Press freedom in Hong Kong

Why Hong Kong officials should thank, not ban, FT’s Victor Mallet

PUBLISHED : Thursday, 11 October, 2018, 5:02am
UPDATED : Thursday, 15 November, 2018, 4:01pm

Using his “the other guy hit two innocent victims, but I only hit one so its OK” rationale, Alex Lo correctly points out the hypocrisy of Western criticisms of Hong Kong and mainland China on press freedom (“When mass murderers denounce petty thieves”, October 9). Mr Lo highlights significant and sinister abuses of the media by Western powers.

Ironically, Mr Lo cites as source material for these claims Google, Reporters Without Borders, the Columbia Journalism Review and The New York Times. Last I checked, all of these web-based sources were either completely blocked or heavily redacted in China. The rejection of Financial Times journalist Victor Mallet’s visa renewal application is a step in this direction for Hong Kong.

One role of the media is to provide a check on government abuse of power, and Mr Lo should be defending this role wholeheartedly rather than selectively. Most of us paid no attention to the Hong Kong National Party before the Hong Kong government made them newsworthy by banning them.

Will Victor Mallet visa case damage Hong Kong’s reputation for rule of law?

Mr Mallet and the Foreign Correspondents’ Club broke no laws in hosting a lunch event that allowed people to understand what the Hong Kong National Party stood for.
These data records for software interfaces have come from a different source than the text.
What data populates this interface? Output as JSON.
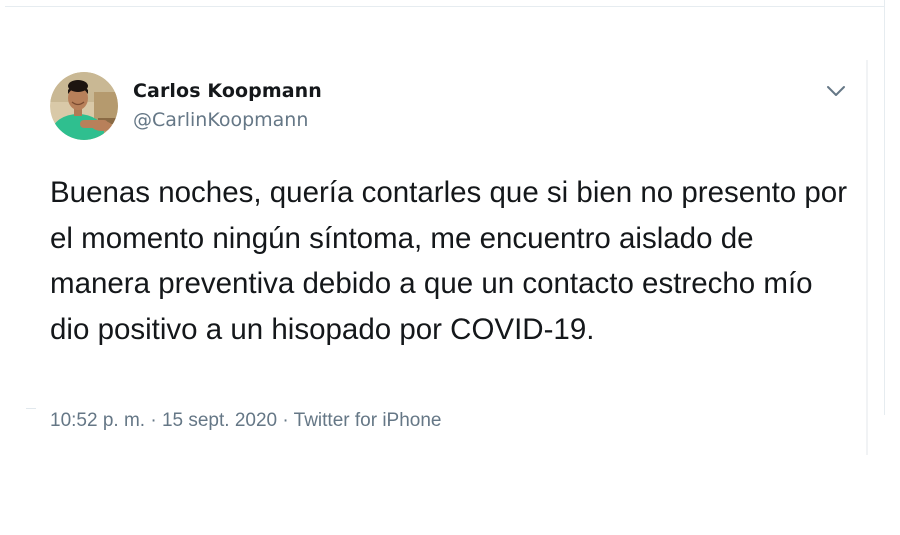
{
  "tweet": {
    "author": {
      "name": "Carlos Koopmann",
      "handle": "@CarlinKoopmann"
    },
    "text": "Buenas noches, quería contarles que si bien no presento por el momento ningún síntoma, me encuentro aislado de manera preventiva debido a que un contacto estrecho mío dio positivo a un hisopado por COVID-19.",
    "meta": {
      "time": "10:52 p. m.",
      "separator": "·",
      "date": "15 sept. 2020",
      "source": "Twitter for iPhone"
    },
    "icons": {
      "menu": "chevron-down-icon",
      "avatar": "profile-photo"
    },
    "colors": {
      "text": "#14171a",
      "secondary": "#657786",
      "border": "#e6ecf0"
    }
  }
}
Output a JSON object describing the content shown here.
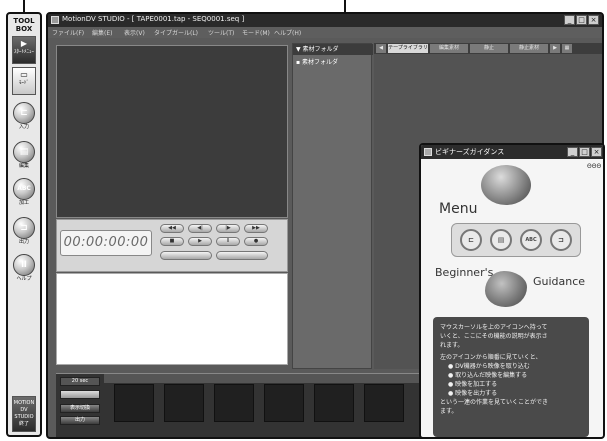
{
  "toolbox": {
    "title_line1": "TOOL",
    "title_line2": "BOX",
    "items": [
      {
        "label": "ｽﾀｰﾄﾒﾆｭｰ"
      },
      {
        "label": "ﾓｰﾄﾞ"
      },
      {
        "label": "入力"
      },
      {
        "label": "編集"
      },
      {
        "label": "加工"
      },
      {
        "label": "出力"
      },
      {
        "label": "ヘルプ"
      }
    ],
    "abc_glyph": "ABC",
    "end_button_label": "MOTION DV STUDIO 終了"
  },
  "main_window": {
    "title": "MotionDV STUDIO - [ TAPE0001.tap - SEQ0001.seq ]",
    "menu": [
      "ファイル(F)",
      "編集(E)",
      "表示(V)",
      "タイプガール(L)",
      "ツール(T)",
      "モード(M)",
      "ヘルプ(H)"
    ],
    "timecode": "00:00:00:00",
    "folders": [
      {
        "label": "素材フォルダ"
      },
      {
        "label": "素材フォルダ"
      }
    ],
    "tabs": [
      "テープライブラリ",
      "編集素材",
      "静止",
      "静止素材"
    ],
    "timeline": {
      "field_value": "20 sec",
      "button_display_switch": "表示切換",
      "button_output": "出力"
    }
  },
  "guidance_window": {
    "title": "ビギナーズガイダンス",
    "menu_heading": "Menu",
    "beginners_label": "Beginner's",
    "guidance_label": "Guidance",
    "lines": [
      "マウスカーソルを上のアイコンへ持って",
      "いくと、ここにその機能の説明が表示さ",
      "れます。",
      "左のアイコンから順番に見ていくと、",
      "DV機器から映像を取り込む",
      "取り込んだ映像を編集する",
      "映像を加工する",
      "映像を出力する",
      "という一連の作業を見ていくことができ",
      "ます。"
    ]
  }
}
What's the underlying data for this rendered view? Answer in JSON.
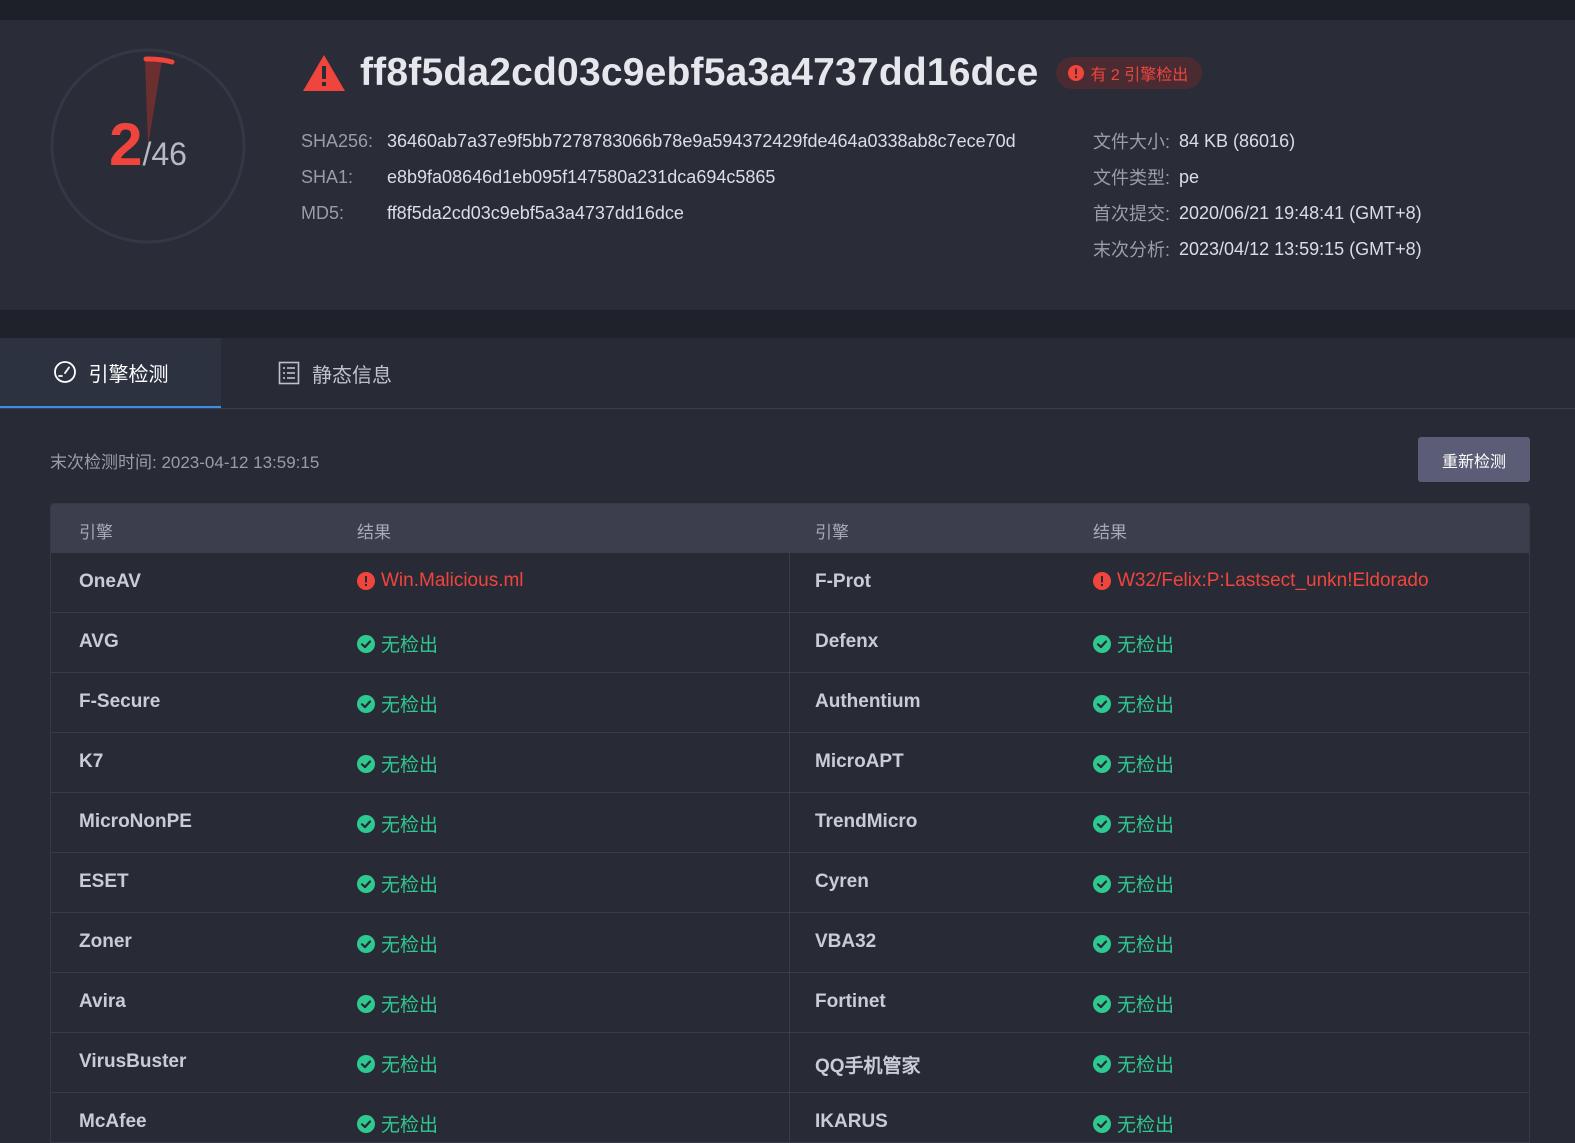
{
  "score": {
    "detected": "2",
    "total": "/46"
  },
  "file": {
    "title": "ff8f5da2cd03c9ebf5a3a4737dd16dce",
    "badge": "有 2 引擎检出",
    "sha256_label": "SHA256:",
    "sha256": "36460ab7a37e9f5bb7278783066b78e9a594372429fde464a0338ab8c7ece70d",
    "sha1_label": "SHA1:",
    "sha1": "e8b9fa08646d1eb095f147580a231dca694c5865",
    "md5_label": "MD5:",
    "md5": "ff8f5da2cd03c9ebf5a3a4737dd16dce",
    "size_label": "文件大小:",
    "size": "84 KB (86016)",
    "type_label": "文件类型:",
    "type": "pe",
    "first_label": "首次提交:",
    "first": "2020/06/21 19:48:41 (GMT+8)",
    "last_label": "末次分析:",
    "last": "2023/04/12 13:59:15 (GMT+8)"
  },
  "tabs": [
    {
      "label": "引擎检测"
    },
    {
      "label": "静态信息"
    }
  ],
  "scan": {
    "last_time": "末次检测时间: 2023-04-12 13:59:15",
    "rescan_label": "重新检测"
  },
  "table": {
    "headers": [
      "引擎",
      "结果",
      "引擎",
      "结果"
    ],
    "rows": [
      [
        {
          "engine": "OneAV",
          "result": "Win.Malicious.ml",
          "status": "bad"
        },
        {
          "engine": "F-Prot",
          "result": "W32/Felix:P:Lastsect_unkn!Eldorado",
          "status": "bad"
        }
      ],
      [
        {
          "engine": "AVG",
          "result": "无检出",
          "status": "ok"
        },
        {
          "engine": "Defenx",
          "result": "无检出",
          "status": "ok"
        }
      ],
      [
        {
          "engine": "F-Secure",
          "result": "无检出",
          "status": "ok"
        },
        {
          "engine": "Authentium",
          "result": "无检出",
          "status": "ok"
        }
      ],
      [
        {
          "engine": "K7",
          "result": "无检出",
          "status": "ok"
        },
        {
          "engine": "MicroAPT",
          "result": "无检出",
          "status": "ok"
        }
      ],
      [
        {
          "engine": "MicroNonPE",
          "result": "无检出",
          "status": "ok"
        },
        {
          "engine": "TrendMicro",
          "result": "无检出",
          "status": "ok"
        }
      ],
      [
        {
          "engine": "ESET",
          "result": "无检出",
          "status": "ok"
        },
        {
          "engine": "Cyren",
          "result": "无检出",
          "status": "ok"
        }
      ],
      [
        {
          "engine": "Zoner",
          "result": "无检出",
          "status": "ok"
        },
        {
          "engine": "VBA32",
          "result": "无检出",
          "status": "ok"
        }
      ],
      [
        {
          "engine": "Avira",
          "result": "无检出",
          "status": "ok"
        },
        {
          "engine": "Fortinet",
          "result": "无检出",
          "status": "ok"
        }
      ],
      [
        {
          "engine": "VirusBuster",
          "result": "无检出",
          "status": "ok"
        },
        {
          "engine": "QQ手机管家",
          "result": "无检出",
          "status": "ok"
        }
      ],
      [
        {
          "engine": "McAfee",
          "result": "无检出",
          "status": "ok"
        },
        {
          "engine": "IKARUS",
          "result": "无检出",
          "status": "ok"
        }
      ]
    ]
  },
  "colors": {
    "danger": "#f0453d",
    "success": "#2ec990",
    "accent": "#3c8ee6",
    "background": "#282a35"
  },
  "icons": {
    "title": "warning-triangle-icon",
    "badge": "exclamation-circle-icon",
    "tab_detect": "gauge-icon",
    "tab_static": "document-list-icon",
    "bad": "exclamation-circle-icon",
    "ok": "check-circle-icon"
  }
}
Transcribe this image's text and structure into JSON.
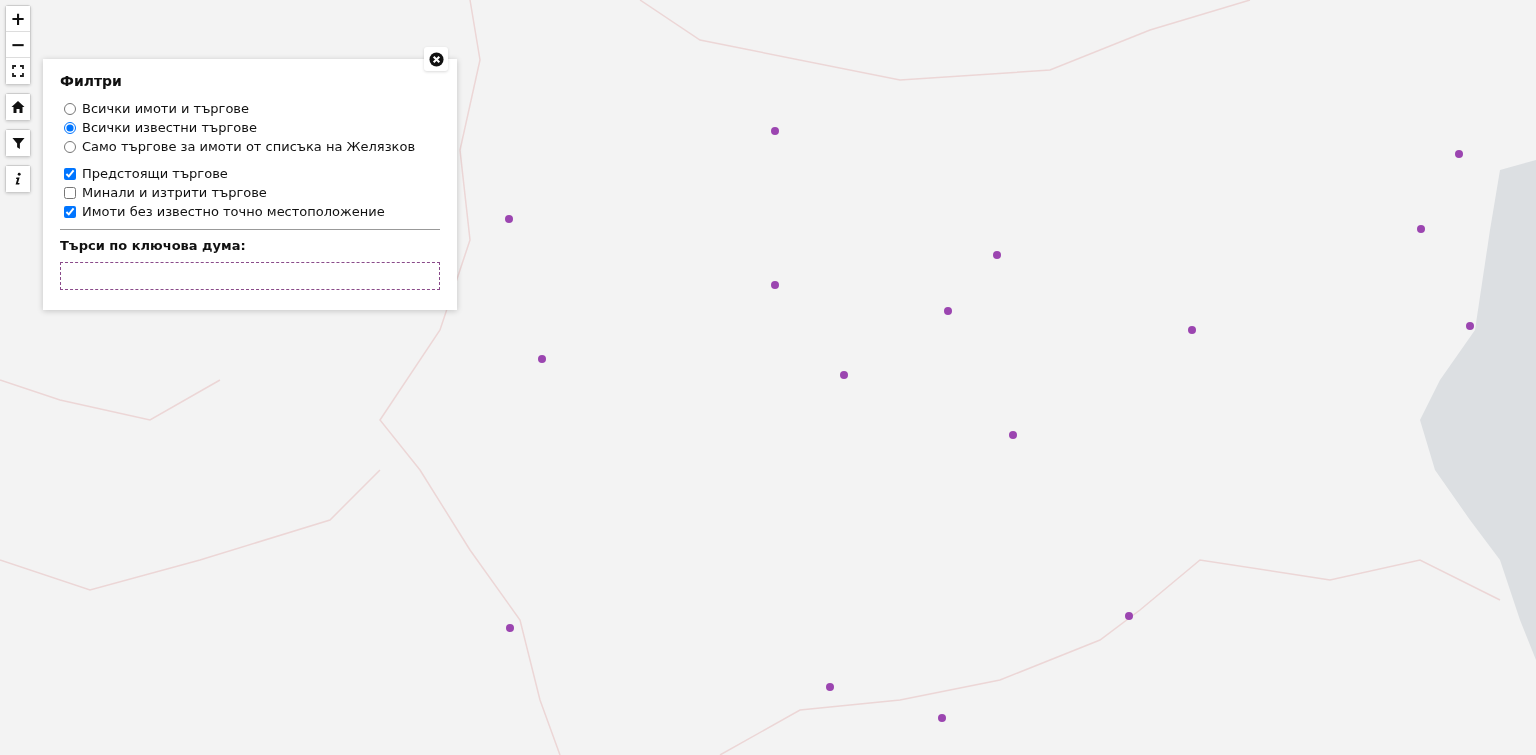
{
  "map_controls": [
    {
      "kind": "zoom_in",
      "label": "+"
    },
    {
      "kind": "zoom_out",
      "label": "−"
    },
    {
      "kind": "fullscreen"
    },
    {
      "kind": "home"
    },
    {
      "kind": "filter"
    },
    {
      "kind": "info"
    }
  ],
  "filter_panel": {
    "title": "Филтри",
    "scope_options": [
      {
        "label": "Всички имоти и търгове",
        "selected": false
      },
      {
        "label": "Всички известни търгове",
        "selected": true
      },
      {
        "label": "Само търгове за имоти от списъка на Желязков",
        "selected": false
      }
    ],
    "toggles": [
      {
        "label": "Предстоящи търгове",
        "checked": true
      },
      {
        "label": "Минали и изтрити търгове",
        "checked": false
      },
      {
        "label": "Имоти без известно точно местоположение",
        "checked": true
      }
    ],
    "search_label": "Търси по ключова дума:"
  }
}
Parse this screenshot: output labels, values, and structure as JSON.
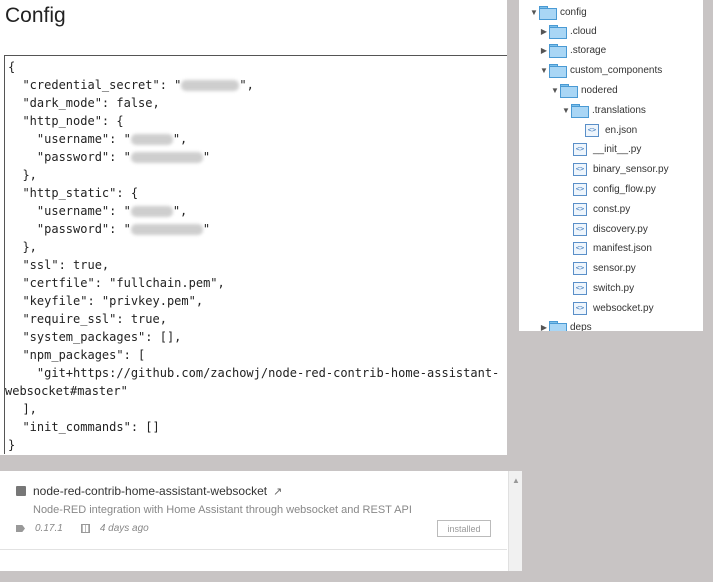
{
  "config": {
    "title": "Config",
    "code_lines": [
      "{",
      "  \"credential_secret\": \"",
      "  \"dark_mode\": false,",
      "  \"http_node\": {",
      "    \"username\": \"",
      "    \"password\": \"",
      "  },",
      "  \"http_static\": {",
      "    \"username\": \"",
      "    \"password\": \"",
      "  },",
      "  \"ssl\": true,",
      "  \"certfile\": \"fullchain.pem\",",
      "  \"keyfile\": \"privkey.pem\",",
      "  \"require_ssl\": true,",
      "  \"system_packages\": [],",
      "  \"npm_packages\": [",
      "    \"git+https://github.com/zachowj/node-red-contrib-home-assistant-",
      "websocket#master\"",
      "  ],",
      "  \"init_commands\": []",
      "}"
    ],
    "redacted_suffix": "\","
  },
  "file_tree": {
    "items": [
      {
        "label": "config",
        "type": "folder",
        "expanded": true
      },
      {
        "label": ".cloud",
        "type": "folder",
        "expanded": false
      },
      {
        "label": ".storage",
        "type": "folder",
        "expanded": false
      },
      {
        "label": "custom_components",
        "type": "folder",
        "expanded": true
      },
      {
        "label": "nodered",
        "type": "folder",
        "expanded": true
      },
      {
        "label": ".translations",
        "type": "folder",
        "expanded": true
      },
      {
        "label": "en.json",
        "type": "file"
      },
      {
        "label": "__init__.py",
        "type": "file"
      },
      {
        "label": "binary_sensor.py",
        "type": "file"
      },
      {
        "label": "config_flow.py",
        "type": "file"
      },
      {
        "label": "const.py",
        "type": "file"
      },
      {
        "label": "discovery.py",
        "type": "file"
      },
      {
        "label": "manifest.json",
        "type": "file"
      },
      {
        "label": "sensor.py",
        "type": "file"
      },
      {
        "label": "switch.py",
        "type": "file"
      },
      {
        "label": "websocket.py",
        "type": "file"
      },
      {
        "label": "deps",
        "type": "folder",
        "expanded": false
      }
    ]
  },
  "addon": {
    "name": "node-red-contrib-home-assistant-websocket",
    "description": "Node-RED integration with Home Assistant through websocket and REST API",
    "version": "0.17.1",
    "updated": "4 days ago",
    "status": "installed",
    "icons": {
      "package": "package-icon",
      "external": "external-link-icon",
      "tag": "tag-icon",
      "calendar": "calendar-icon"
    }
  }
}
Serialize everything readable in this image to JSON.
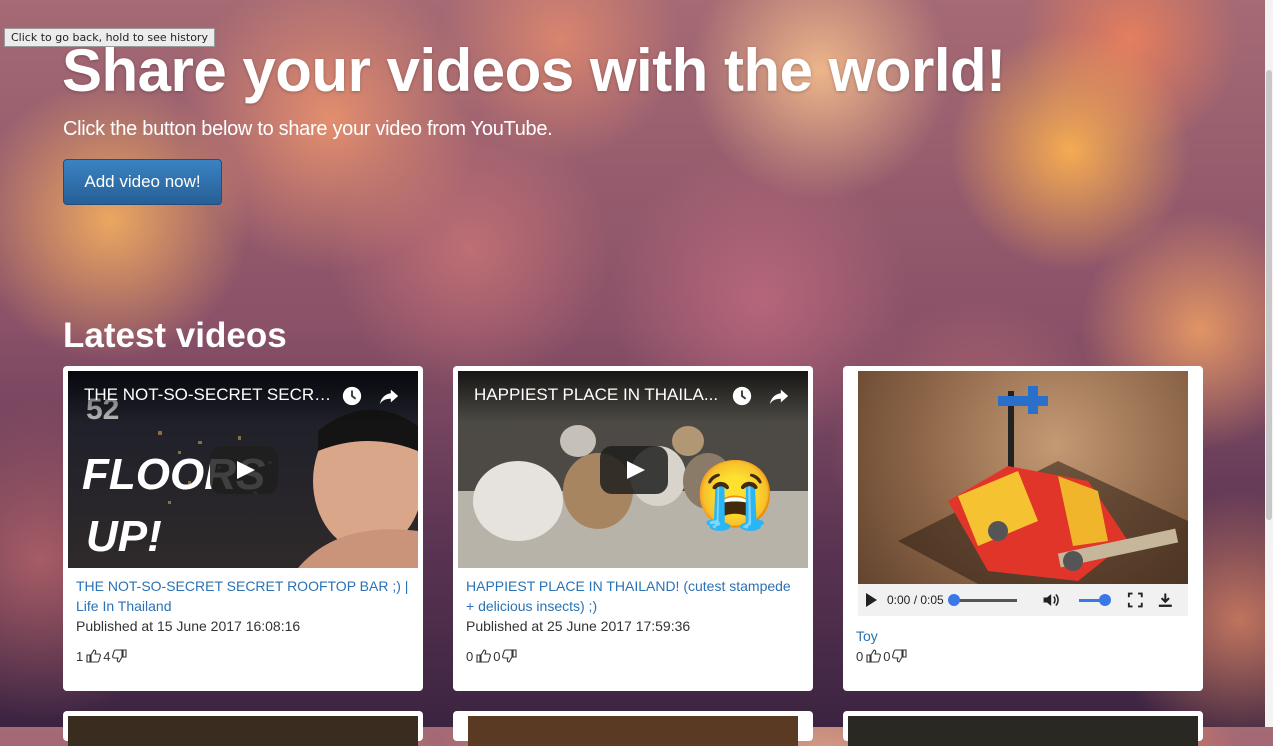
{
  "tooltip": "Click to go back, hold to see history",
  "hero": {
    "title": "Share your videos with the world!",
    "subtitle": "Click the button below to share your video from YouTube.",
    "button": "Add video now!"
  },
  "latest": {
    "heading": "Latest videos"
  },
  "cards": [
    {
      "embed_title": "THE NOT-SO-SECRET SECRE...",
      "link": "THE NOT-SO-SECRET SECRET ROOFTOP BAR ;) | Life In Thailand",
      "published": "Published at 15 June 2017 16:08:16",
      "likes": "1",
      "dislikes": "4",
      "overlay_text_1": "52",
      "overlay_text_2": "FLOORS",
      "overlay_text_3": "UP!"
    },
    {
      "embed_title": "HAPPIEST PLACE IN THAILA...",
      "link": "HAPPIEST PLACE IN THAILAND! (cutest stampede + delicious insects) ;)",
      "published": "Published at 25 June 2017 17:59:36",
      "likes": "0",
      "dislikes": "0",
      "emoji": "😭"
    },
    {
      "time": "0:00 / 0:05",
      "title": "Toy",
      "likes": "0",
      "dislikes": "0",
      "video_progress": 0,
      "volume": 1
    }
  ],
  "colors": {
    "link": "#2a72b5",
    "button": "#2e6da4",
    "player_accent": "#3b78e7"
  }
}
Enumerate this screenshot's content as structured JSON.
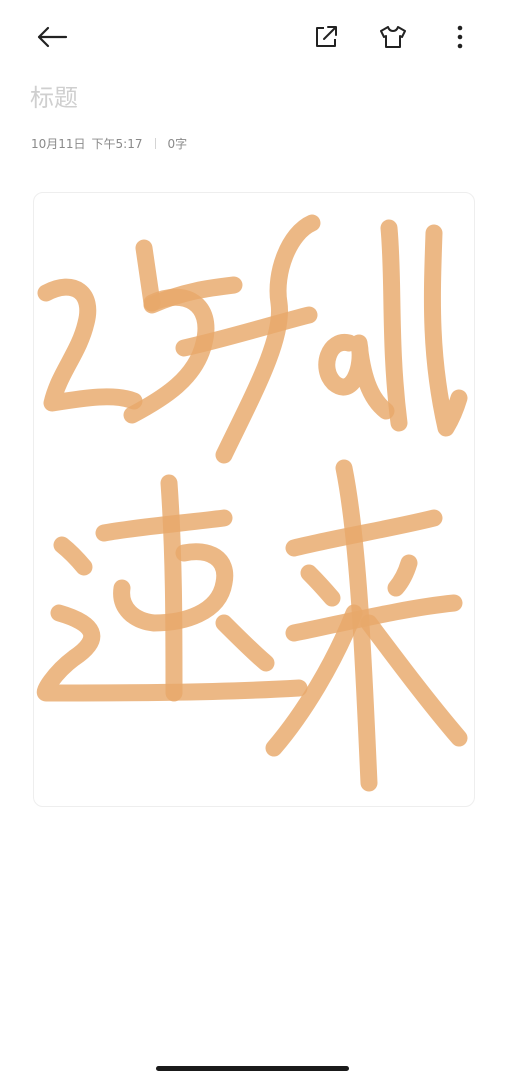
{
  "toolbar": {
    "back_icon": "arrow-left-icon",
    "share_icon": "share-external-icon",
    "theme_icon": "tshirt-icon",
    "more_icon": "more-vertical-icon"
  },
  "note": {
    "title_placeholder": "标题",
    "title_value": "",
    "date": "10月11日",
    "time": "下午5:17",
    "word_count": "0字"
  },
  "drawing": {
    "stroke_color": "#e8a86a",
    "description_text_line1": "25fall",
    "description_text_line2": "速来"
  }
}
If laws would have been broken, it is quite clear that our government would have stopped the event from happening or pressed charges afterwards.

In fact, the FCC provided a public service, as we now understand what this fringe group stands for and that their views don't serve Hong Kong well.

Don’t sacrifice free speech at the altar to Andy Chan

A well-informed citizenry is critical to Hong Kong’s continued position as “Asia’s world city”. The government should renew Mr Mallet’s visa.

Keith Noyes, Clear Water Bay